Lorraine D. Stanfield, MD, assistant professor of medicine, director of the Introduction to Clinical Medicine 2 (ICM-2) course, director of our Clinical Skills and Simulation Center, student advisor, and CCHERs instructor for more than 20 years, died Sept. 13 from breast cancer. She was 56.
A member of our community since 1991, Dr. Stanfield was loved, admired and respected by students, faculty and staff alike.
In 2013 she received the Committee on Faculty Affairs Educator of the Year Award in Preclinical Sciences as well as the Leonard Tow Humanism in Medicine Award for her clinical excellence, compassionate delivery of care and respect for patients, their families and healthcare colleagues. In 2015 she received the Stanley L. Robbins Award for Excellence in Teaching, our highest teaching honor.
A graduate of Princeton University with a BA in biochemistry, Dr. Stanfield received her MD from Harvard Medical School in 1988. During her third year of medical school she was named an Albert Schweitzer Fellow and spent three months at the Albert Schweitzer Hospital in Lambaréné, Gabon. After completing an internal medicine residency at Brown University’s Rhode Island Hospital, she became a primary care provider at Dorchester House in 1991. Lorraine then became interested in a program to teach medical students in community health centers, and volunteered at BU School of Medicine. She was a natural teacher and by 1993 became the director of ICM-2. Dr. Stanfield also served as an advisor and mentor in what was then called our Academies program.

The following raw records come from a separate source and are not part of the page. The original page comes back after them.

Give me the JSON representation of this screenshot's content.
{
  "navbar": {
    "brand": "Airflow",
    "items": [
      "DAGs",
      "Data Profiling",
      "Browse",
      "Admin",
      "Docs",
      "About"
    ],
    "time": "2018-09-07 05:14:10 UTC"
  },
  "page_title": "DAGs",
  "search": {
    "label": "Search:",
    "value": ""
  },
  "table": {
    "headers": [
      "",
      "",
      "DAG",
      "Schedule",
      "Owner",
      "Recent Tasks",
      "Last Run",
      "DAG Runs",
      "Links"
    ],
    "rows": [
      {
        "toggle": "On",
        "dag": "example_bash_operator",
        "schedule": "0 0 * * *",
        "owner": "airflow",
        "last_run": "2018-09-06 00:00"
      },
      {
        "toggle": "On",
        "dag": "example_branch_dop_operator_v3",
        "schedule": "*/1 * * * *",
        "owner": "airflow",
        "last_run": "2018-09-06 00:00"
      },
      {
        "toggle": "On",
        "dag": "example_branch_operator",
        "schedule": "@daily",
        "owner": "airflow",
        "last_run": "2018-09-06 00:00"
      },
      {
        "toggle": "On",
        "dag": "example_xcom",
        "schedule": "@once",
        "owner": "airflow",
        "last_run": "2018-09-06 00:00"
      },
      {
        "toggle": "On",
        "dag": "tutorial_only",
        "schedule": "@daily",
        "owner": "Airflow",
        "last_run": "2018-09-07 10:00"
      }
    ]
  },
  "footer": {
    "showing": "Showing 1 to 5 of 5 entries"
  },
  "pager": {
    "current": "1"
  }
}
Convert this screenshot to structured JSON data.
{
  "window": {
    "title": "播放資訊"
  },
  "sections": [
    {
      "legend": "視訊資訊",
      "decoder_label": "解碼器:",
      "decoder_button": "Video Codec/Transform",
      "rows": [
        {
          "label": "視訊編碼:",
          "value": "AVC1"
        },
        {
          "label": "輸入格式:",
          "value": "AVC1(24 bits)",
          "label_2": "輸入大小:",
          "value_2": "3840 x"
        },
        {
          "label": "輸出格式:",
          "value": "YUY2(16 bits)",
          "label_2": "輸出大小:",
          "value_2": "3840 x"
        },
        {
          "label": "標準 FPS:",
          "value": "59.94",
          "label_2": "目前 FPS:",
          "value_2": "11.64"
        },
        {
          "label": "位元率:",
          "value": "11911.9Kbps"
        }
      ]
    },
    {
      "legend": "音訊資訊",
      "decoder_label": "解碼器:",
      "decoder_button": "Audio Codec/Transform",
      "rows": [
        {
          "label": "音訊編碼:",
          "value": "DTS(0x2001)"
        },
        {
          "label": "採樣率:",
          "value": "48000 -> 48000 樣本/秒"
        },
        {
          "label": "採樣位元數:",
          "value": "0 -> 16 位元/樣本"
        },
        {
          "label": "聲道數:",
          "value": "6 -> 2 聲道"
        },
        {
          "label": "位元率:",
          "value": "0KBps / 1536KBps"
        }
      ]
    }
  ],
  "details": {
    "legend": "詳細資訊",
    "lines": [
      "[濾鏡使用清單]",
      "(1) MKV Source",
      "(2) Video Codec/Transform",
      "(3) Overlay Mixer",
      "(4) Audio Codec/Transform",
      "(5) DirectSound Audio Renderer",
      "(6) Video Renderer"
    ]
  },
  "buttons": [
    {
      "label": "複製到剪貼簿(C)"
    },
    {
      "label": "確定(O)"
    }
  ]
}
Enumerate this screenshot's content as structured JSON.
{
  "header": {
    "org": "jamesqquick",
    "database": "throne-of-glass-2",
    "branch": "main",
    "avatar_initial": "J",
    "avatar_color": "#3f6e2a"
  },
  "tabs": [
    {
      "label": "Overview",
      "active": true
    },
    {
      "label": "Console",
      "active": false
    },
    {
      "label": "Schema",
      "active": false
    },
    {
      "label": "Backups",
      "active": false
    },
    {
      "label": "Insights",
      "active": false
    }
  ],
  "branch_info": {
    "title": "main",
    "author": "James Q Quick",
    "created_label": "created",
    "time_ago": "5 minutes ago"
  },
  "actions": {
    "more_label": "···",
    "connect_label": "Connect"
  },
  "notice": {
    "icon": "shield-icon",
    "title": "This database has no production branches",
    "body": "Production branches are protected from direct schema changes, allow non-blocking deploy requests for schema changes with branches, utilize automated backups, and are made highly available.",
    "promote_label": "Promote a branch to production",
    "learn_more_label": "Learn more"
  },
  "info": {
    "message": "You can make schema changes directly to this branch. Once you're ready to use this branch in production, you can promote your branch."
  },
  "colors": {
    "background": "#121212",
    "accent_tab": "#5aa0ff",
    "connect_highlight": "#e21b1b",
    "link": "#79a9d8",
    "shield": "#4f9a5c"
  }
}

Throughout her illness, she continued to see patients at Dot House and work here at BUSM. Dr. Stanfield’s patients never experienced anything less than the best care, even when she was receiving treatment herself. Words cannot accurately describe her strength and character.
Lorraine is survived by her husband Burns and their three children Liz, Nathan, and Grace; her mother Ruth Bowie Dudley; sisters Susan Dudley (Brian Mannix) and Jeanne White (Geoffrey White).